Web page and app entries
┌──

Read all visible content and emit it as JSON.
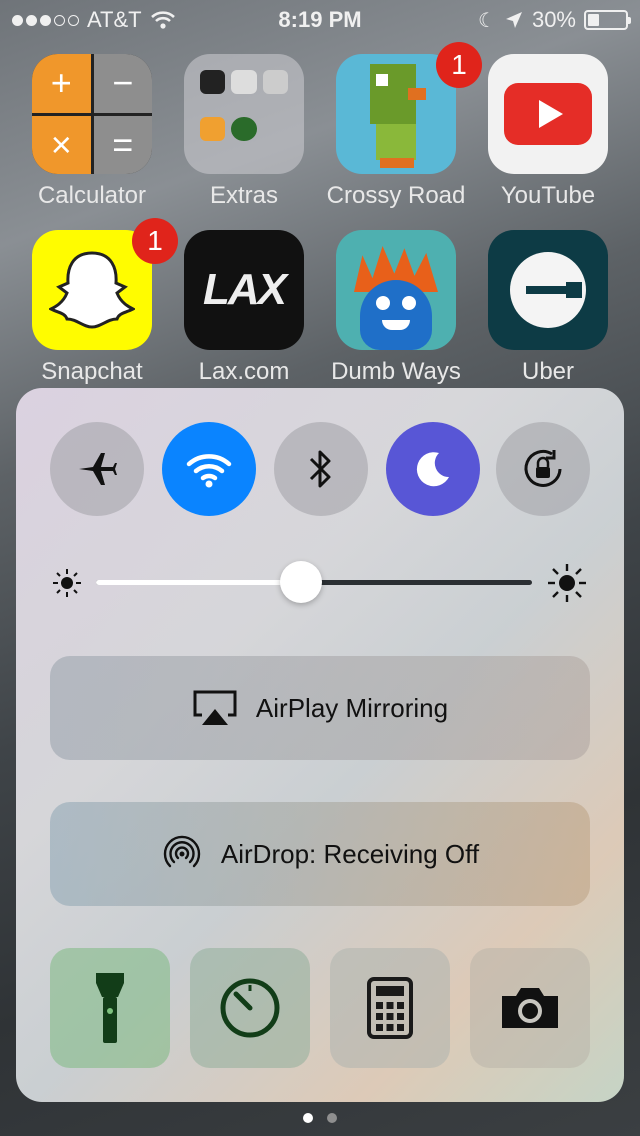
{
  "status_bar": {
    "carrier": "AT&T",
    "time": "8:19 PM",
    "battery_percent": "30%",
    "battery_level": 0.3,
    "signal_bars_filled": 3,
    "signal_bars_total": 5
  },
  "apps": [
    {
      "label": "Calculator",
      "badge": ""
    },
    {
      "label": "Extras",
      "badge": ""
    },
    {
      "label": "Crossy Road",
      "badge": "1"
    },
    {
      "label": "YouTube",
      "badge": ""
    },
    {
      "label": "Snapchat",
      "badge": "1"
    },
    {
      "label": "Lax.com",
      "badge": ""
    },
    {
      "label": "Dumb Ways",
      "badge": ""
    },
    {
      "label": "Uber",
      "badge": ""
    }
  ],
  "calculator_glyphs": [
    "+",
    "−",
    "×",
    "="
  ],
  "lax_logo_text": "LAX",
  "control_center": {
    "toggles": [
      {
        "icon": "airplane-icon",
        "state": "off"
      },
      {
        "icon": "wifi-icon",
        "state": "on"
      },
      {
        "icon": "bluetooth-icon",
        "state": "off"
      },
      {
        "icon": "moon-icon",
        "state": "on"
      },
      {
        "icon": "rotation-lock-icon",
        "state": "off"
      }
    ],
    "brightness": 0.47,
    "airplay_label": "AirPlay Mirroring",
    "airdrop_label": "AirDrop: Receiving Off",
    "quick_actions": [
      "flashlight-icon",
      "timer-icon",
      "calculator-icon",
      "camera-icon"
    ]
  },
  "colors": {
    "wifi_on": "#0a84ff",
    "dnd_on": "#5856d6",
    "badge": "#e0241b"
  },
  "page_dots": {
    "count": 2,
    "active": 0
  }
}
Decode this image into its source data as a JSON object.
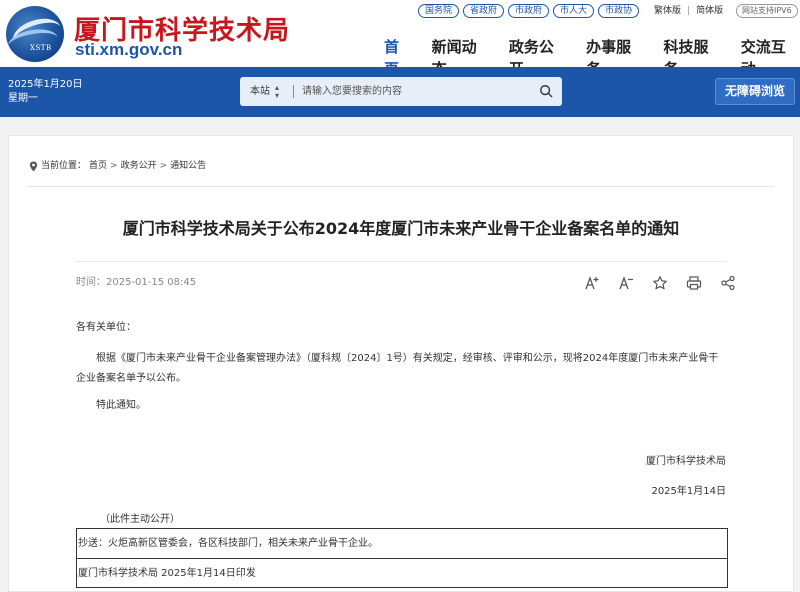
{
  "header": {
    "logo_text": "XSTB",
    "site_title": "厦门市科学技术局",
    "site_domain": "sti.xm.gov.cn",
    "top_links": [
      "国务院",
      "省政府",
      "市政府",
      "市人大",
      "市政协"
    ],
    "lang_traditional": "繁体版",
    "lang_simplified": "简体版",
    "ipv6": "网站支持IPV6",
    "nav": [
      {
        "label": "首页",
        "active": true
      },
      {
        "label": "新闻动态",
        "active": false
      },
      {
        "label": "政务公开",
        "active": false
      },
      {
        "label": "办事服务",
        "active": false
      },
      {
        "label": "科技服务",
        "active": false
      },
      {
        "label": "交流互动",
        "active": false
      }
    ]
  },
  "bar": {
    "date": "2025年1月20日",
    "weekday": "星期一",
    "search_scope": "本站",
    "search_placeholder": "请输入您要搜索的内容",
    "accessible_button": "无障碍浏览"
  },
  "breadcrumb": {
    "label": "当前位置：",
    "items": [
      "首页",
      "政务公开",
      "通知公告"
    ],
    "separator": ">"
  },
  "article": {
    "title": "厦门市科学技术局关于公布2024年度厦门市未来产业骨干企业备案名单的通知",
    "time_label": "时间：",
    "time": "2025-01-15 08:45",
    "greeting": "各有关单位：",
    "paragraph": "根据《厦门市未来产业骨干企业备案管理办法》（厦科规〔2024〕1号）有关规定，经审核、评审和公示，现将2024年度厦门市未来产业骨干企业备案名单予以公布。",
    "notice": "特此通知。",
    "sign_org": "厦门市科学技术局",
    "sign_date": "2025年1月14日",
    "public_note": "（此件主动公开）",
    "cc": "抄送：火炬高新区管委会，各区科技部门，相关未来产业骨干企业。",
    "print_info": "厦门市科学技术局  2025年1月14日印发"
  },
  "colors": {
    "brand_blue": "#1c56a8",
    "title_red": "#c8161d"
  }
}
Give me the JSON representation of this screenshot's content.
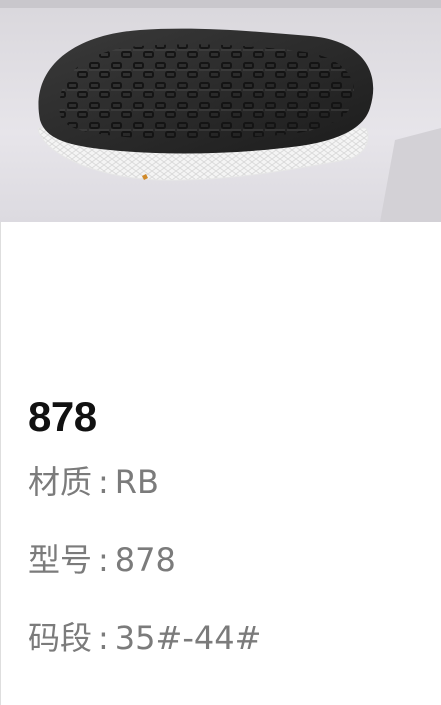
{
  "product": {
    "title": "878",
    "specs": [
      {
        "label": "材质",
        "separator": ":",
        "value": "RB"
      },
      {
        "label": "型号",
        "separator": ":",
        "value": "878"
      },
      {
        "label": "码段",
        "separator": ":",
        "value": "35#-44#"
      }
    ]
  },
  "photo": {
    "subject": "shoe-sole-photo",
    "colors": {
      "background": "#e4e2e6",
      "sole": "#2a2a2a",
      "midsole": "#f2f2f2",
      "accent": "#d08a2a"
    }
  }
}
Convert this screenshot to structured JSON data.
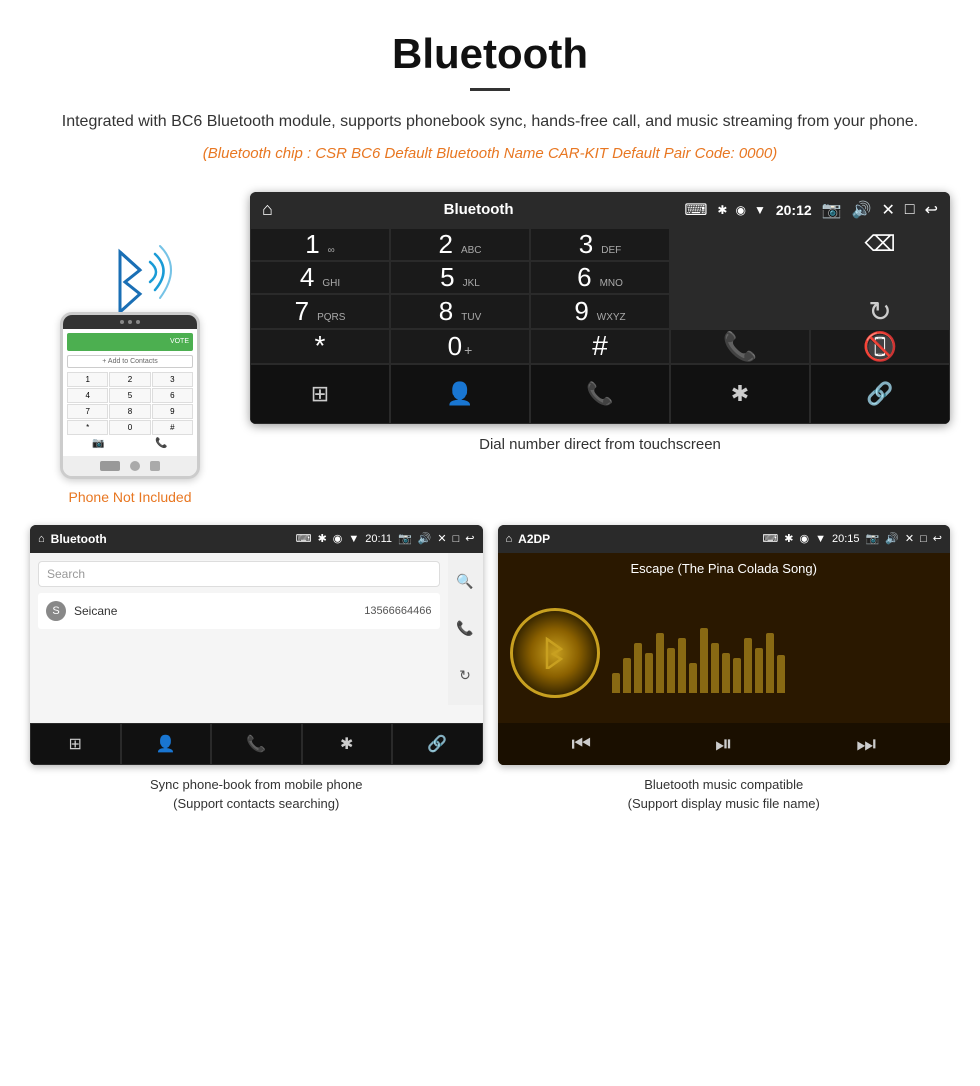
{
  "header": {
    "title": "Bluetooth",
    "description": "Integrated with BC6 Bluetooth module, supports phonebook sync, hands-free call, and music streaming from your phone.",
    "specs": "(Bluetooth chip : CSR BC6    Default Bluetooth Name CAR-KIT    Default Pair Code: 0000)"
  },
  "phone_note": "Phone Not Included",
  "car_screen_main": {
    "status_bar": {
      "title": "Bluetooth",
      "usb_icon": "⌨",
      "time": "20:12"
    },
    "dial_keys": [
      {
        "num": "1",
        "sub": "∞"
      },
      {
        "num": "2",
        "sub": "ABC"
      },
      {
        "num": "3",
        "sub": "DEF"
      },
      {
        "num": "",
        "sub": ""
      },
      {
        "num": "⌫",
        "sub": ""
      },
      {
        "num": "4",
        "sub": "GHI"
      },
      {
        "num": "5",
        "sub": "JKL"
      },
      {
        "num": "6",
        "sub": "MNO"
      },
      {
        "num": "",
        "sub": ""
      },
      {
        "num": "",
        "sub": ""
      },
      {
        "num": "7",
        "sub": "PQRS"
      },
      {
        "num": "8",
        "sub": "TUV"
      },
      {
        "num": "9",
        "sub": "WXYZ"
      },
      {
        "num": "",
        "sub": ""
      },
      {
        "num": "↻",
        "sub": ""
      },
      {
        "num": "*",
        "sub": ""
      },
      {
        "num": "0",
        "sub": "+"
      },
      {
        "num": "#",
        "sub": ""
      },
      {
        "num": "📞",
        "sub": ""
      },
      {
        "num": "📵",
        "sub": ""
      }
    ],
    "bottom_icons": [
      "⊞",
      "👤",
      "📞",
      "✱",
      "🔗"
    ]
  },
  "dial_caption": "Dial number direct from touchscreen",
  "phonebook_screen": {
    "status": {
      "title": "Bluetooth",
      "time": "20:11"
    },
    "search_placeholder": "Search",
    "contact": {
      "letter": "S",
      "name": "Seicane",
      "number": "13566664466"
    },
    "caption_line1": "Sync phone-book from mobile phone",
    "caption_line2": "(Support contacts searching)"
  },
  "music_screen": {
    "status": {
      "title": "A2DP",
      "time": "20:15"
    },
    "song_title": "Escape (The Pina Colada Song)",
    "bar_heights": [
      20,
      35,
      50,
      40,
      60,
      45,
      55,
      30,
      65,
      50,
      40,
      35,
      55,
      45,
      60,
      38
    ],
    "caption_line1": "Bluetooth music compatible",
    "caption_line2": "(Support display music file name)"
  }
}
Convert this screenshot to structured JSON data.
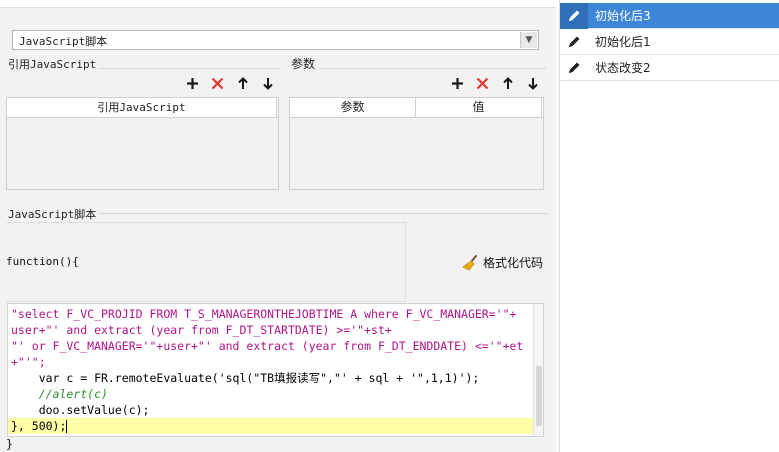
{
  "script_type": {
    "selected": "JavaScript脚本"
  },
  "sections": {
    "ref_js_label": "引用JavaScript",
    "params_label": "参数",
    "js_script_label": "JavaScript脚本"
  },
  "ref_table": {
    "columns": [
      "引用JavaScript"
    ],
    "rows": []
  },
  "param_table": {
    "columns": [
      "参数",
      "值"
    ],
    "rows": []
  },
  "toolbar_icons": [
    "plus-icon",
    "delete-x-icon",
    "arrow-up-icon",
    "arrow-down-icon"
  ],
  "editor": {
    "function_header": "function(){",
    "format_code_label": "格式化代码",
    "code_lines": [
      "\"select F_VC_PROJID FROM T_S_MANAGERONTHEJOBTIME A where F_VC_MANAGER='\"+",
      "user+\"' and extract (year from F_DT_STARTDATE) >='\"+st+",
      "\"' or F_VC_MANAGER='\"+user+\"' and extract (year from F_DT_ENDDATE) <='\"+et",
      "+\"'\";",
      "    var c = FR.remoteEvaluate('sql(\"TB填报读写\",\"' + sql + '\",1,1)');",
      "    //alert(c)",
      "    doo.setValue(c);",
      "}, 500);"
    ],
    "closing": "}"
  },
  "events": [
    {
      "label": "初始化后3",
      "icon": "pencil-icon",
      "selected": true
    },
    {
      "label": "初始化后1",
      "icon": "pencil-icon",
      "selected": false
    },
    {
      "label": "状态改变2",
      "icon": "pencil-icon",
      "selected": false
    }
  ],
  "colors": {
    "selected_event_bg": "#3d85d6",
    "add_icon": "#1a1a1a",
    "delete_icon": "#e53935",
    "string_color": "#b0148a",
    "keyword_color": "#4b3bd1",
    "comment_color": "#2f8f2f",
    "current_line_bg": "#ffffa8"
  }
}
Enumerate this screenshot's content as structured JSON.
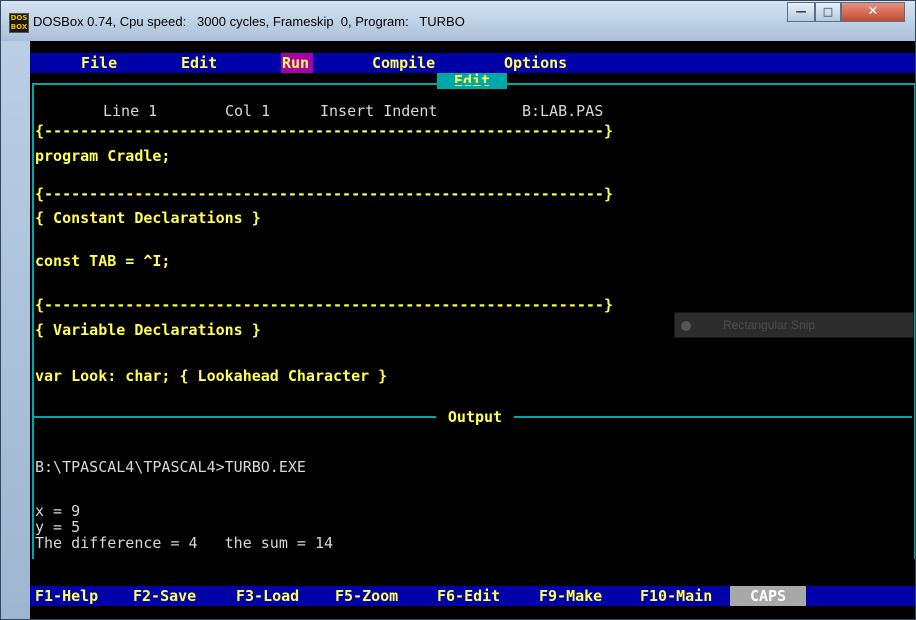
{
  "window": {
    "title": "DOSBox 0.74, Cpu speed:   3000 cycles, Frameskip  0, Program:   TURBO",
    "icon": "DOS BOX",
    "controls": [
      "minimize",
      "maximize",
      "close"
    ]
  },
  "menu": {
    "items": [
      {
        "label": "File"
      },
      {
        "label": "Edit"
      },
      {
        "label": "Run",
        "active": true
      },
      {
        "label": "Compile"
      },
      {
        "label": "Options"
      }
    ]
  },
  "editor": {
    "panel_title": "Edit",
    "status": {
      "line": "Line 1",
      "col": "Col 1",
      "mode": "Insert Indent",
      "file": "B:LAB.PAS"
    },
    "lines": [
      "{--------------------------------------------------------------}",
      "program Cradle;",
      "",
      "{--------------------------------------------------------------}",
      "{ Constant Declarations }",
      "",
      "const TAB = ^I;",
      "",
      "{--------------------------------------------------------------}",
      "{ Variable Declarations }",
      "",
      "var Look: char; { Lookahead Character }"
    ]
  },
  "output": {
    "panel_title": "Output",
    "lines": [
      "B:\\TPASCAL4\\TPASCAL4>TURBO.EXE",
      "",
      "x = 9",
      "y = 5",
      "The difference = 4   the sum = 14"
    ]
  },
  "function_keys": [
    {
      "label": "F1-Help"
    },
    {
      "label": "F2-Save"
    },
    {
      "label": "F3-Load"
    },
    {
      "label": "F5-Zoom"
    },
    {
      "label": "F6-Edit"
    },
    {
      "label": "F9-Make"
    },
    {
      "label": "F10-Main"
    }
  ],
  "caps": "CAPS",
  "overlay": {
    "text": "Rectangular Snip"
  },
  "colors": {
    "menu_bg": "#0000a8",
    "accent": "#00a8a8",
    "highlight": "#ffff55",
    "active": "#a800a8"
  }
}
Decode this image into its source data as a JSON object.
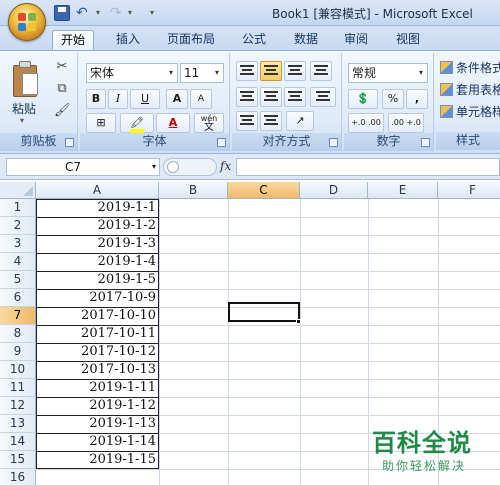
{
  "window": {
    "title": "Book1  [兼容模式] - Microsoft Excel"
  },
  "quick_access": {
    "save_icon": "save-icon",
    "undo_symbol": "↶",
    "redo_symbol": "↷",
    "dropdown_symbol": "▾"
  },
  "tabs": [
    {
      "label": "开始",
      "active": true
    },
    {
      "label": "插入"
    },
    {
      "label": "页面布局"
    },
    {
      "label": "公式"
    },
    {
      "label": "数据"
    },
    {
      "label": "审阅"
    },
    {
      "label": "视图"
    }
  ],
  "ribbon": {
    "clipboard": {
      "group_label": "剪贴板",
      "paste_label": "粘贴"
    },
    "font": {
      "group_label": "字体",
      "font_name": "宋体",
      "font_size": "11",
      "bold": "B",
      "italic": "I",
      "underline": "U",
      "grow": "A",
      "shrink": "A",
      "font_color_letter": "A",
      "wen_label": "wén",
      "wen_char": "文"
    },
    "alignment": {
      "group_label": "对齐方式"
    },
    "number": {
      "group_label": "数字",
      "format": "常规",
      "percent": "%",
      "comma": ",",
      "inc_decimal": "+.0 .00",
      "dec_decimal": ".00 +.0"
    },
    "styles": {
      "group_label": "样式",
      "conditional": "条件格式",
      "table": "套用表格",
      "cell": "单元格样"
    }
  },
  "formula_bar": {
    "name_box": "C7",
    "fx_label": "fx",
    "content": ""
  },
  "sheet": {
    "columns": [
      "A",
      "B",
      "C",
      "D",
      "E",
      "F"
    ],
    "selected_column": "C",
    "rows": [
      "1",
      "2",
      "3",
      "4",
      "5",
      "6",
      "7",
      "8",
      "9",
      "10",
      "11",
      "12",
      "13",
      "14",
      "15",
      "16"
    ],
    "selected_row": "7",
    "active_cell": "C7",
    "column_a": [
      "2019-1-1",
      "2019-1-2",
      "2019-1-3",
      "2019-1-4",
      "2019-1-5",
      "2017-10-9",
      "2017-10-10",
      "2017-10-11",
      "2017-10-12",
      "2017-10-13",
      "2019-1-11",
      "2019-1-12",
      "2019-1-13",
      "2019-1-14",
      "2019-1-15"
    ]
  },
  "watermark": {
    "title": "百科全说",
    "subtitle": "助你轻松解决"
  }
}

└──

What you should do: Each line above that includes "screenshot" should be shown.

Result:
Give me the JSON representation of this screenshot's content.
Convert this screenshot to structured JSON data.
Convert this screenshot to structured JSON data.
Enumerate this screenshot's content as structured JSON.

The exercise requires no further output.